The Australian Imaging, Biomarkers and Lifestyle (AIBL) Flagship Study of Ageing is a prospective study of 1,112 individuals (211 with Alzheimer's disease (AD), 133 with mild cognitive impairment (MCI), and 768 healthy controls (HCs)). Here we report diagnostic and cognitive findings at the first (18-month) follow-up of the cohort. The first aim was to compute rates of transition from HC to MCI, and MCI to AD. The second aim was to characterize the cognitive profiles of individuals who transitioned to a more severe disease stage compared with those who did not.
Eighteen months after baseline, participants underwent comprehensive cognitive testing and diagnostic review, provided an 80 ml blood sample, and completed health and lifestyle questionnaires. A subgroup also underwent amyloid PET and MRI neuroimaging.
The diagnostic status of 89.9% of the cohorts was determined (972 were reassessed, 28 had died, and 112 did not return for reassessment). The 18-month cohort comprised 692 HCs, 82 MCI cases, 197 AD patients, and one Parkinson's disease dementia case. The transition rate from HC to MCI was 2.5%, and cognitive decline in HCs who transitioned to MCI was greatest in memory and naming domains compared to HCs who remained stable. The transition rate from MCI to AD was 30.5%.
There was a high retention rate after 18 months. Rates of transition from healthy aging to MCI, and MCI to AD, were consistent with established estimates. Follow-up of this cohort over longer periods will elucidate robust predictors of future cognitive decline.

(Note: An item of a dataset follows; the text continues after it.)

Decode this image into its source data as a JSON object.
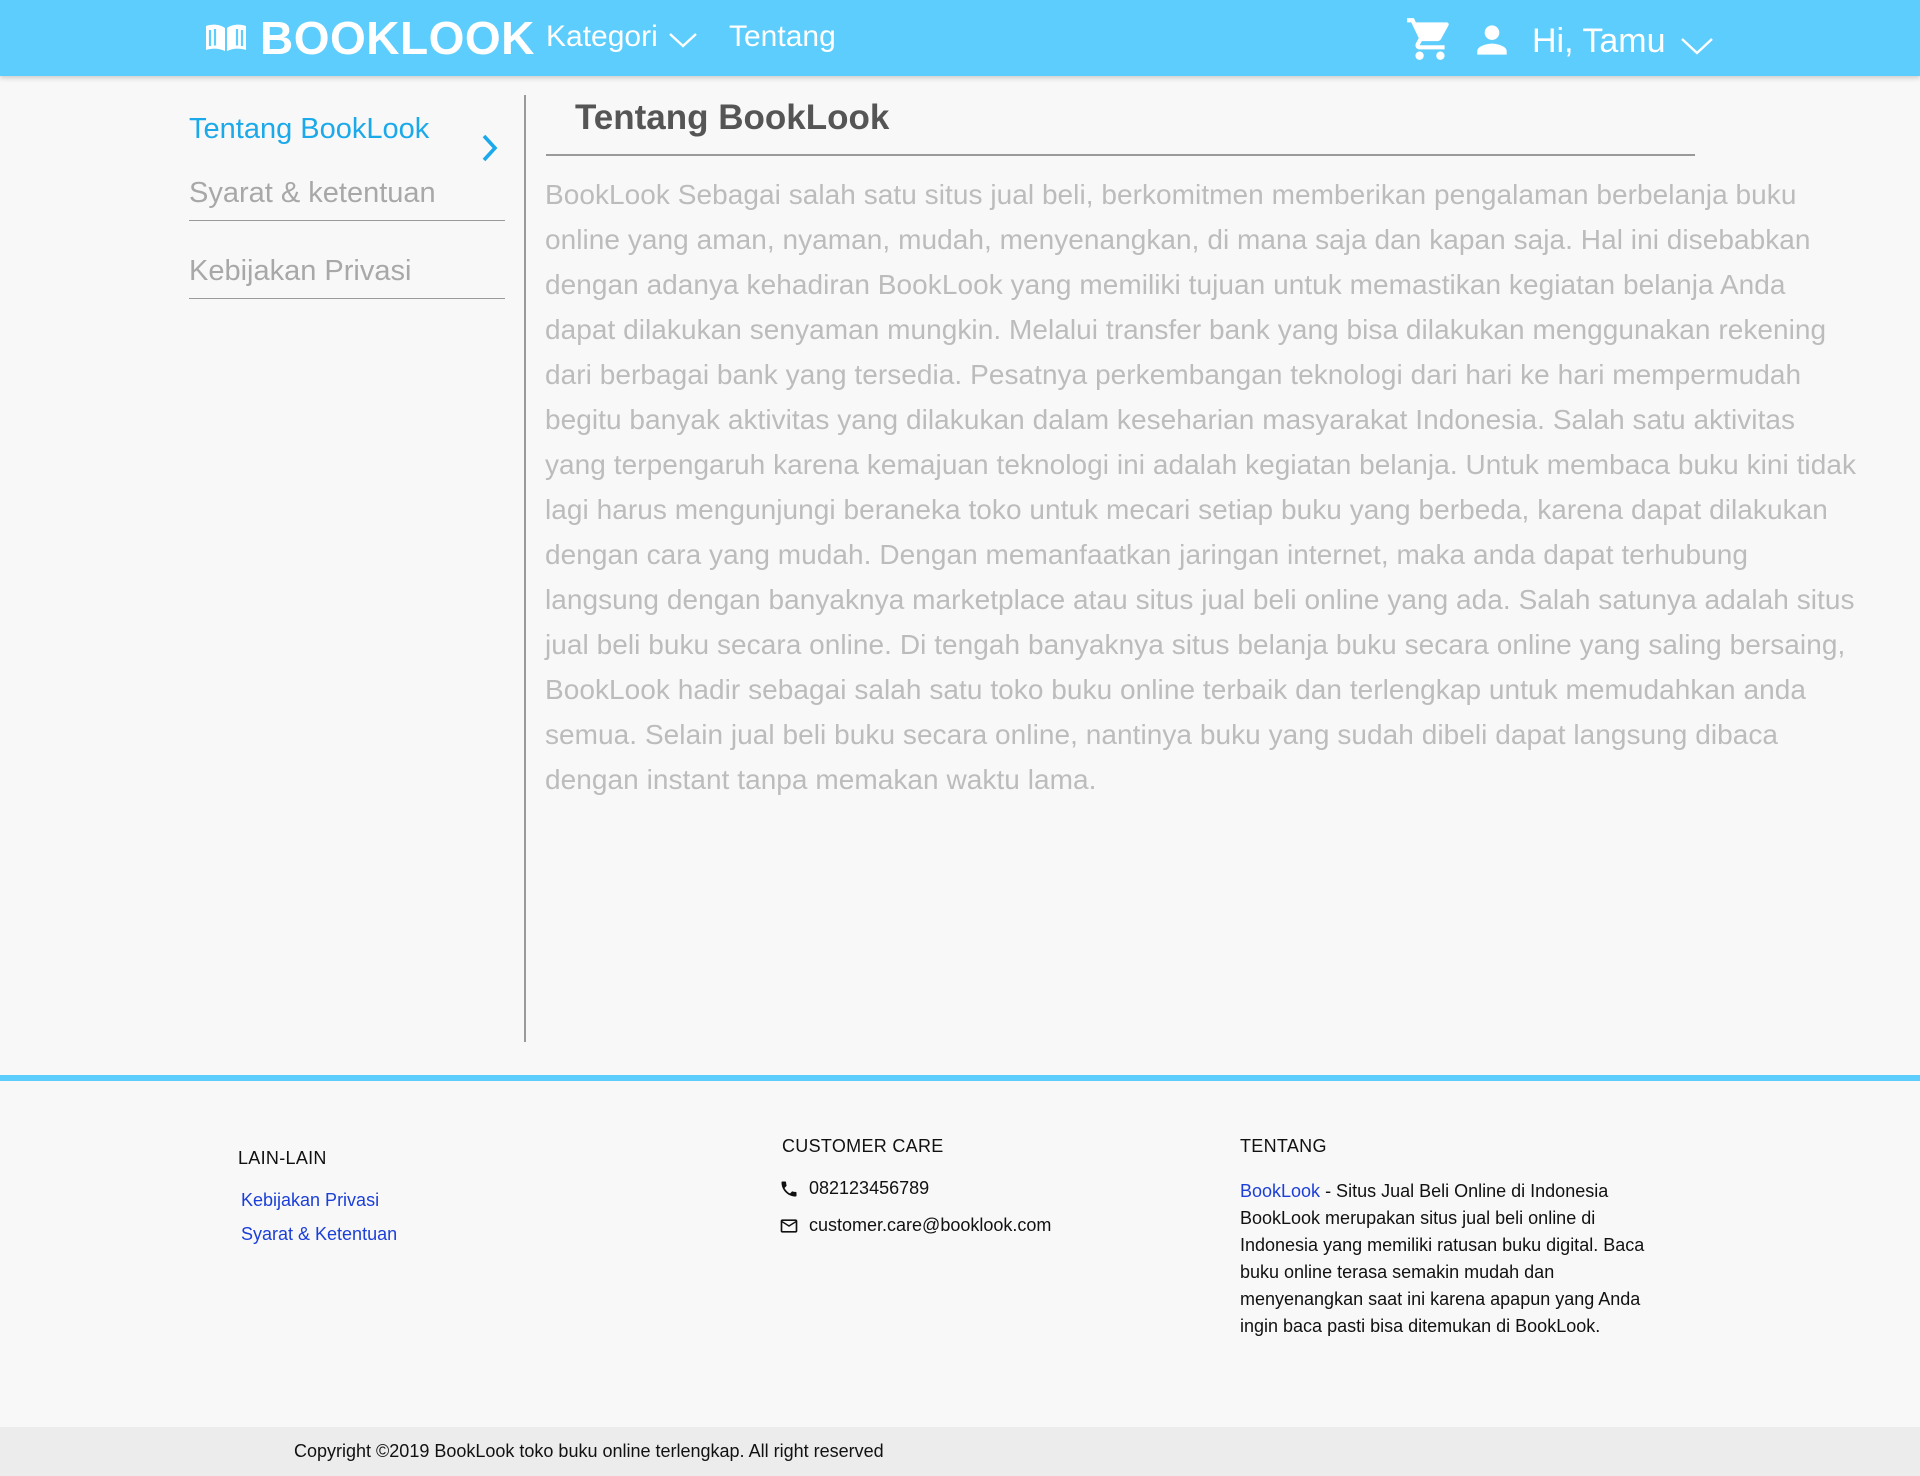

Luminescence methods were used to date a palaeoenvironmental coastal exposure on Stronsay, Orkney. The section consists of glacial sediments that are overlain by intercalated peats and windblown sands, implying varying past environmental conditions. Rapid luminescence characterisation was undertaken using screening methods in combination with quantitative dating of selected samples, providing information on depositional processes and chronology. A temporal discontinuity between the glacial sediments and later peats encompasses the period associated with an important Mesolithic site located inland, and implies erosional episodes. The onset of blanket bog formation on Stronsay dates to 3760±330 yrs BP, consistent with observations elsewhere in Orkney and northern Scotland. Periods of enhanced aeolian activity on Stronsay occurred in the late Bronze Age (2700±265 yrs BP) and at the beginning of the Little Ice Age (650±75 yrs BP). Recent periods of sand deposition in the 19th and 20th centuries (AD 1865±20 and 1960±5) correspond to periods of known historic storminess. These results add to an expanding catalogue of data on sand movements throughout the Holocene in Orkney, and set a framework to interpret the evolution of nearby archaeological and natural landscapes from prehistoric to modern times.